Taking the bad with the good in 2011
In anticipation of the coming year, I polished my crystal ball, hoping for a clear picture of what 2011 would bring personally and professionally. Unfortunately, the picture was a bit blurry, clouded by a stagnant economy and cautiousness among forecasters regarding the year ahead. While most agreed the economy would grow, few completely ruled out the possibility of a "double-dip" recession. While they said total construction starts would rise, they also cited a number of variables that could affect those predictions. Overall, I got the distinct impression that everyone was hedging their bets in regards to 2011. It seemed the only sure thing was that recovery would be slow, for the economy, the construction market and, consequently, our industry.
In times like these, it would be great if economists could tell us exactly what to expect so that we could prepare. Wishful thinking aside, we do have the opportunity to familiarize ourselves with the economic and construction forecasts, and prepare for the future in the way we're most comfortable. With that in mind, the January 2011 issue of Glass Magazine features articles on the overall economy; the nonresidential, housing and remodeling markets; as well as the fabrication segment.
Some highs and lows for the year ahead:
First, the good news. For the construction industry, "the worst is over," according to Keith Fox, president, McGraw-Hill Construction, New York. Following four years of decline, total construction starts are expected to move in a positive direction in 2011, increasing eight percent over 2010 to $446 billion. See "The slow climb."
The bad news: Both nonresidential and residential construction starts will remain far below pre-recession peaks this year, leaving the construction segment with a long way to go before we can rest easy. There is also the lag time between construction starts and spending to consider. Construction starts typically lead construction spending by at least a year, explains Gary Danowski, vice president, PPG Industries, Pittsburgh. "Because glass is one of the later expenditures in the construction cycle, it will take a while for expected growth to positively impact the glazing industry," he says.
The good news: For retailers, the remodeling market shows potential in 2011, with homeowner spending expected to increase 12.8 percent this year, according to Harvard University's Joint Center for Housing Studies. The recovery began in fourth quarter 2010 and should pick up steam going into 2011, buoyed by low financing costs and a wave of previously foreclosed homes coming back on the market and in need of renovation, according to Kermit Baker, director of the JCHS Remodeling Futures Program. See "Delayed reaction."
The bad news: For those offering window replacement services, tax credits—or the lack thereof— could affect business this year. On Dec. 4, 2010, the U.S. Senate rejected a proposal by Sen. Max Baucus (D-Mont.) that sought to extend and modify the existing home retrofit tax credit for windows that qualify toward energy-efficient home improvements, according to a release from the American Architectural Manufacturers Association.
The good news: Fabricators are taking advantage of slow market conditions to reevaluate their business plans and product mix, according to Glass Magazine's informal survey.

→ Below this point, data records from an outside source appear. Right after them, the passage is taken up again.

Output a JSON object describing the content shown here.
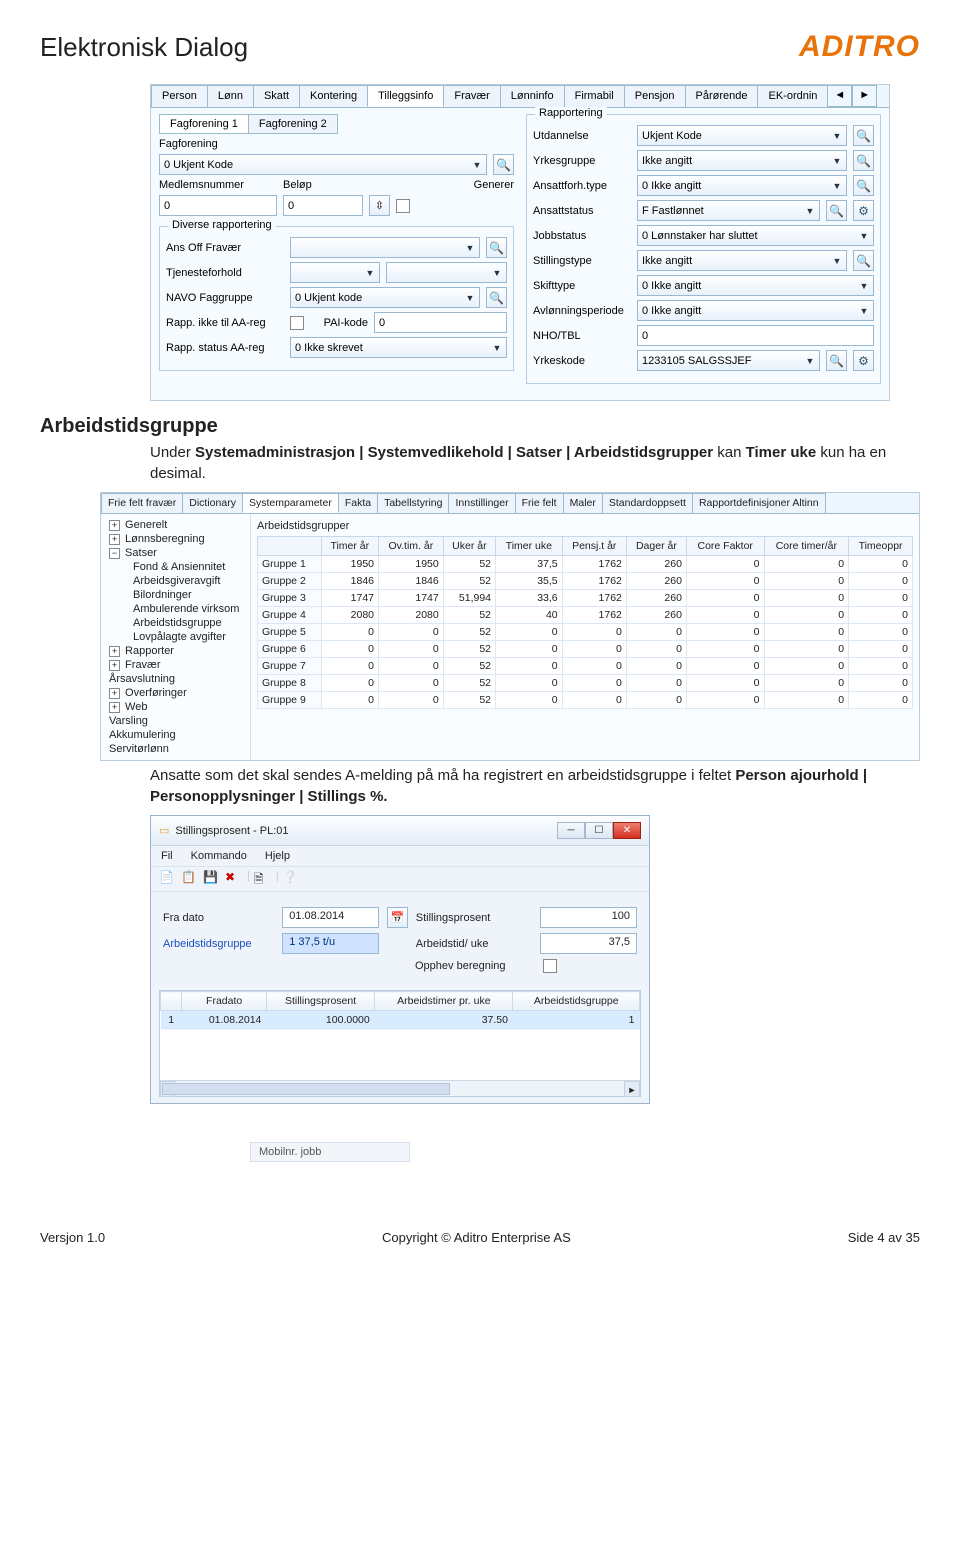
{
  "doc": {
    "title": "Elektronisk Dialog",
    "logo": "ADITRO"
  },
  "section1": {
    "heading": "Arbeidstidsgruppe",
    "p1_a": "Under ",
    "p1_b": "Systemadministrasjon | Systemvedlikehold | Satser | Arbeidstidsgrupper",
    "p1_c": " kan ",
    "p1_d": "Timer uke",
    "p1_e": " kun ha en desimal.",
    "p2_a": "Ansatte som det skal sendes A-melding på må ha registrert en arbeidstidsgruppe i feltet ",
    "p2_b": "Person ajourhold | Personopplysninger | Stillings %.",
    "p2_c": ""
  },
  "shot1": {
    "tabs": [
      "Person",
      "Lønn",
      "Skatt",
      "Kontering",
      "Tilleggsinfo",
      "Fravær",
      "Lønninfo",
      "Firmabil",
      "Pensjon",
      "Pårørende",
      "EK-ordnin"
    ],
    "activeTab": "Tilleggsinfo",
    "left": {
      "subtabs": [
        "Fagforening 1",
        "Fagforening 2"
      ],
      "fagforening_label": "Fagforening",
      "fagforening_value": "0 Ukjent Kode",
      "medlemsnummer_label": "Medlemsnummer",
      "medlemsnummer_value": "0",
      "belop_label": "Beløp",
      "belop_value": "0",
      "generer_label": "Generer",
      "diverse_legend": "Diverse rapportering",
      "ans_off_label": "Ans Off Fravær",
      "tjeneste_label": "Tjenesteforhold",
      "navo_label": "NAVO Faggruppe",
      "navo_value": "0 Ukjent kode",
      "rapp_ikke_label": "Rapp. ikke til AA-reg",
      "pai_label": "PAI-kode",
      "pai_value": "0",
      "rapp_status_label": "Rapp. status AA-reg",
      "rapp_status_value": "0 Ikke skrevet"
    },
    "right": {
      "legend": "Rapportering",
      "rows": [
        {
          "label": "Utdannelse",
          "value": "Ukjent Kode",
          "mag": true
        },
        {
          "label": "Yrkesgruppe",
          "value": "Ikke angitt",
          "mag": true
        },
        {
          "label": "Ansattforh.type",
          "value": "0 Ikke angitt",
          "mag": true
        },
        {
          "label": "Ansattstatus",
          "value": "F Fastlønnet",
          "mag": true,
          "extra": true
        },
        {
          "label": "Jobbstatus",
          "value": "0 Lønnstaker har sluttet",
          "mag": false
        },
        {
          "label": "Stillingstype",
          "value": "Ikke angitt",
          "mag": true
        },
        {
          "label": "Skifttype",
          "value": "0 Ikke angitt",
          "mag": false
        },
        {
          "label": "Avlønningsperiode",
          "value": "0 Ikke angitt",
          "mag": false
        },
        {
          "label": "NHO/TBL",
          "value": "0",
          "mag": false,
          "numeric": true
        },
        {
          "label": "Yrkeskode",
          "value": "1233105 SALGSSJEF",
          "mag": true,
          "extra": true
        }
      ]
    }
  },
  "shot2": {
    "tabs": [
      "Frie felt fravær",
      "Dictionary",
      "Systemparameter",
      "Fakta",
      "Tabellstyring",
      "Innstillinger",
      "Frie felt",
      "Maler",
      "Standardoppsett",
      "Rapportdefinisjoner Altinn"
    ],
    "activeTab": "Systemparameter",
    "tree": [
      {
        "txt": "Generelt",
        "lvl": 0,
        "sym": "+"
      },
      {
        "txt": "Lønnsberegning",
        "lvl": 0,
        "sym": "+"
      },
      {
        "txt": "Satser",
        "lvl": 0,
        "sym": "−"
      },
      {
        "txt": "Fond & Ansiennitet",
        "lvl": 2
      },
      {
        "txt": "Arbeidsgiveravgift",
        "lvl": 2
      },
      {
        "txt": "Bilordninger",
        "lvl": 2
      },
      {
        "txt": "Ambulerende virksom",
        "lvl": 2
      },
      {
        "txt": "Arbeidstidsgruppe",
        "lvl": 2
      },
      {
        "txt": "Lovpålagte avgifter",
        "lvl": 2
      },
      {
        "txt": "Rapporter",
        "lvl": 0,
        "sym": "+"
      },
      {
        "txt": "Fravær",
        "lvl": 0,
        "sym": "+"
      },
      {
        "txt": "Årsavslutning",
        "lvl": 0
      },
      {
        "txt": "Overføringer",
        "lvl": 0,
        "sym": "+"
      },
      {
        "txt": "Web",
        "lvl": 0,
        "sym": "+"
      },
      {
        "txt": "Varsling",
        "lvl": 0
      },
      {
        "txt": "Akkumulering",
        "lvl": 0
      },
      {
        "txt": "Servitørlønn",
        "lvl": 0
      }
    ],
    "grid_title": "Arbeidstidsgrupper",
    "columns": [
      "",
      "Timer år",
      "Ov.tim. år",
      "Uker år",
      "Timer uke",
      "Pensj.t år",
      "Dager år",
      "Core Faktor",
      "Core timer/år",
      "Timeoppr"
    ],
    "rows": [
      [
        "Gruppe 1",
        "1950",
        "1950",
        "52",
        "37,5",
        "1762",
        "260",
        "0",
        "0",
        "0"
      ],
      [
        "Gruppe 2",
        "1846",
        "1846",
        "52",
        "35,5",
        "1762",
        "260",
        "0",
        "0",
        "0"
      ],
      [
        "Gruppe 3",
        "1747",
        "1747",
        "51,994",
        "33,6",
        "1762",
        "260",
        "0",
        "0",
        "0"
      ],
      [
        "Gruppe 4",
        "2080",
        "2080",
        "52",
        "40",
        "1762",
        "260",
        "0",
        "0",
        "0"
      ],
      [
        "Gruppe 5",
        "0",
        "0",
        "52",
        "0",
        "0",
        "0",
        "0",
        "0",
        "0"
      ],
      [
        "Gruppe 6",
        "0",
        "0",
        "52",
        "0",
        "0",
        "0",
        "0",
        "0",
        "0"
      ],
      [
        "Gruppe 7",
        "0",
        "0",
        "52",
        "0",
        "0",
        "0",
        "0",
        "0",
        "0"
      ],
      [
        "Gruppe 8",
        "0",
        "0",
        "52",
        "0",
        "0",
        "0",
        "0",
        "0",
        "0"
      ],
      [
        "Gruppe 9",
        "0",
        "0",
        "52",
        "0",
        "0",
        "0",
        "0",
        "0",
        "0"
      ]
    ]
  },
  "shot3": {
    "title": "Stillingsprosent - PL:01",
    "menu": [
      "Fil",
      "Kommando",
      "Hjelp"
    ],
    "fra_dato_label": "Fra dato",
    "fra_dato_value": "01.08.2014",
    "stillingsprosent_label": "Stillingsprosent",
    "stillingsprosent_value": "100",
    "arbeidstidsgruppe_label": "Arbeidstidsgruppe",
    "arbeidstidsgruppe_value": "1 37,5 t/u",
    "arbeidstid_uke_label": "Arbeidstid/ uke",
    "arbeidstid_uke_value": "37,5",
    "opphev_label": "Opphev beregning",
    "list_headers": [
      "",
      "Fradato",
      "Stillingsprosent",
      "Arbeidstimer pr. uke",
      "Arbeidstidsgruppe"
    ],
    "list_row": [
      "1",
      "01.08.2014",
      "100.0000",
      "37.50",
      "1"
    ]
  },
  "stray": "Mobilnr. jobb",
  "footer": {
    "version": "Versjon 1.0",
    "copyright": "Copyright © Aditro Enterprise AS",
    "page": "Side 4 av 35"
  }
}
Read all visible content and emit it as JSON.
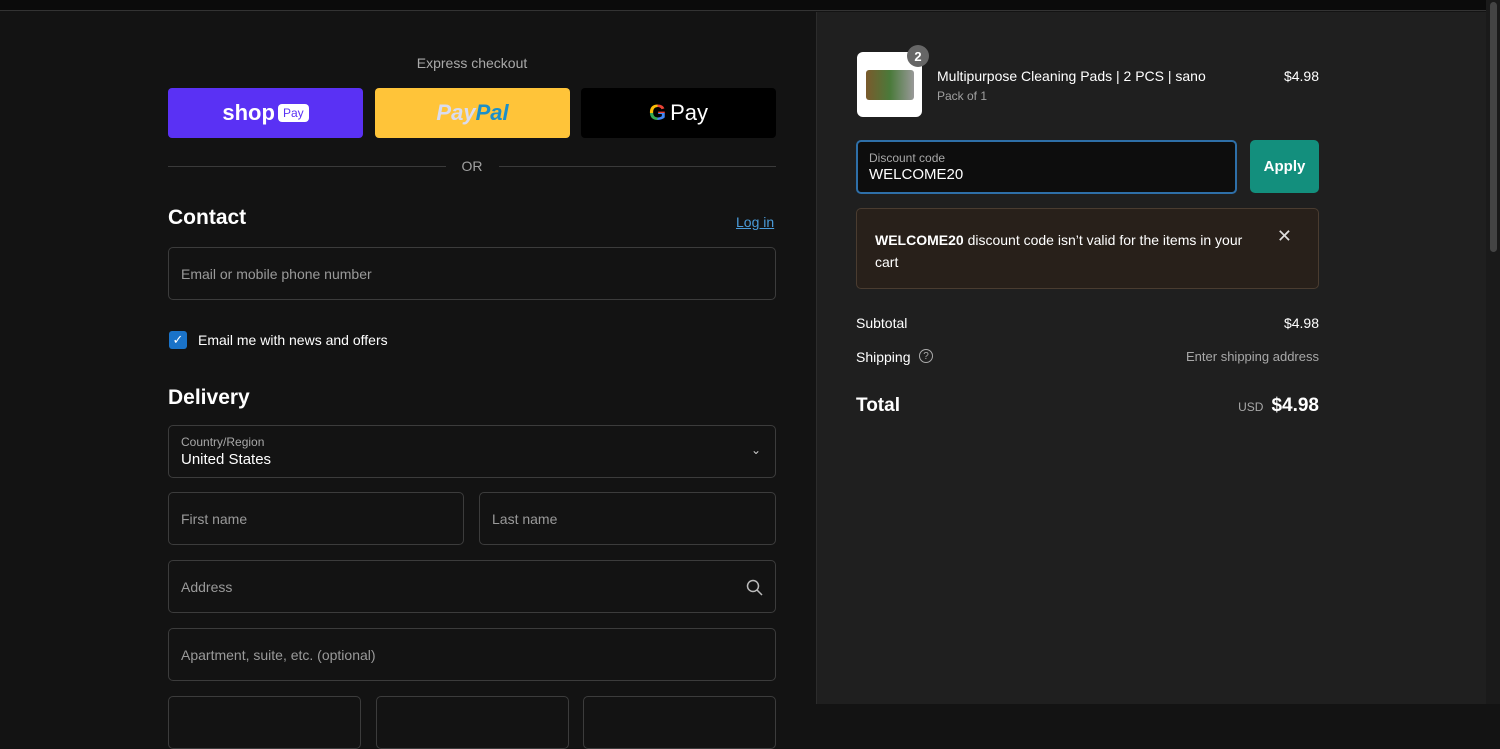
{
  "express": {
    "title": "Express checkout",
    "shop_pay": {
      "brand": "shop",
      "pill": "Pay"
    },
    "paypal": {
      "part1": "Pay",
      "part2": "Pal"
    },
    "gpay": {
      "g": "G",
      "label": "Pay"
    },
    "or": "OR"
  },
  "contact": {
    "title": "Contact",
    "login": "Log in",
    "email_placeholder": "Email or mobile phone number",
    "newsletter_label": "Email me with news and offers",
    "newsletter_checked": true
  },
  "delivery": {
    "title": "Delivery",
    "country_label": "Country/Region",
    "country_value": "United States",
    "first_name": "First name",
    "last_name": "Last name",
    "address": "Address",
    "apartment": "Apartment, suite, etc. (optional)"
  },
  "cart": {
    "item": {
      "name": "Multipurpose Cleaning Pads | 2 PCS | sano",
      "variant": "Pack of 1",
      "price": "$4.98",
      "quantity": "2"
    },
    "discount": {
      "label": "Discount code",
      "value": "WELCOME20",
      "apply": "Apply"
    },
    "error": {
      "code": "WELCOME20",
      "message": " discount code isn’t valid for the items in your cart"
    },
    "subtotal_label": "Subtotal",
    "subtotal": "$4.98",
    "shipping_label": "Shipping",
    "shipping_value": "Enter shipping address",
    "total_label": "Total",
    "currency": "USD",
    "total": "$4.98"
  },
  "colors": {
    "shop_pay": "#5a31f4",
    "paypal": "#ffc439",
    "apply": "#138f7d",
    "link": "#4a9bd9"
  }
}
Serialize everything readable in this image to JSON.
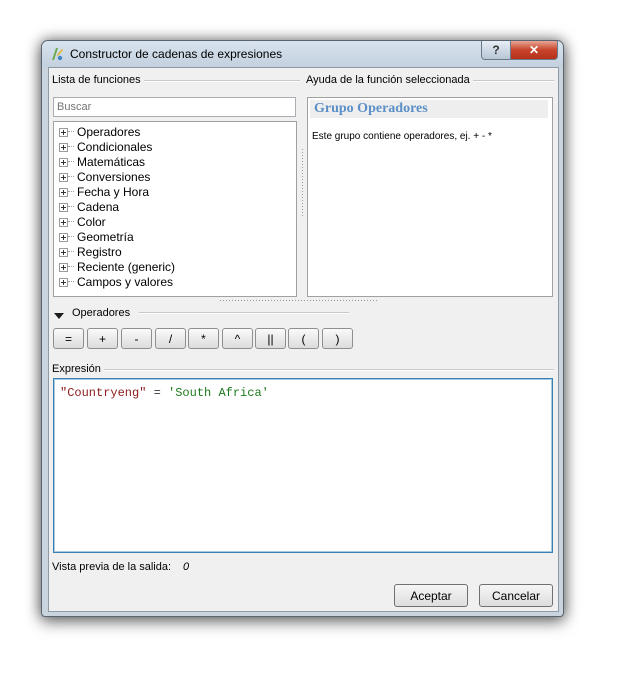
{
  "window": {
    "title": "Constructor de cadenas de expresiones",
    "help_button": "?",
    "close_button": "✕"
  },
  "functions": {
    "group_label": "Lista de funciones",
    "search_placeholder": "Buscar",
    "items": [
      {
        "label": "Operadores"
      },
      {
        "label": "Condicionales"
      },
      {
        "label": "Matemáticas"
      },
      {
        "label": "Conversiones"
      },
      {
        "label": "Fecha y Hora"
      },
      {
        "label": "Cadena"
      },
      {
        "label": "Color"
      },
      {
        "label": "Geometría"
      },
      {
        "label": "Registro"
      },
      {
        "label": "Reciente (generic)"
      },
      {
        "label": "Campos y valores"
      }
    ]
  },
  "help": {
    "group_label": "Ayuda de la función seleccionada",
    "title": "Grupo Operadores",
    "description": "Este grupo contiene operadores, ej. + - *"
  },
  "operators": {
    "label": "Operadores",
    "buttons": [
      "=",
      "+",
      "-",
      "/",
      "*",
      "^",
      "||",
      "(",
      ")"
    ]
  },
  "expression": {
    "group_label": "Expresión",
    "field": "\"Countryeng\"",
    "operator": "=",
    "string": "'South Africa'"
  },
  "preview": {
    "label": "Vista previa de la salida:",
    "value": "0"
  },
  "buttons": {
    "accept": "Aceptar",
    "cancel": "Cancelar"
  },
  "colors": {
    "help_title": "#5b8fc7",
    "field_token": "#8b1a1a",
    "string_token": "#1d7b1d",
    "focus_border": "#3c7fb1"
  },
  "icons": {
    "app": "qgis-expression-icon",
    "collapse": "triangle-down-icon",
    "expand": "plus-box-icon"
  }
}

Nearly 70 percent of those surveyed said future expansion plans included adding new products. That said, a significant percentage of fabricators are taking a “wait and see” approach to 2011, with 25 percent of those surveyed reporting they had no expansion plans in place.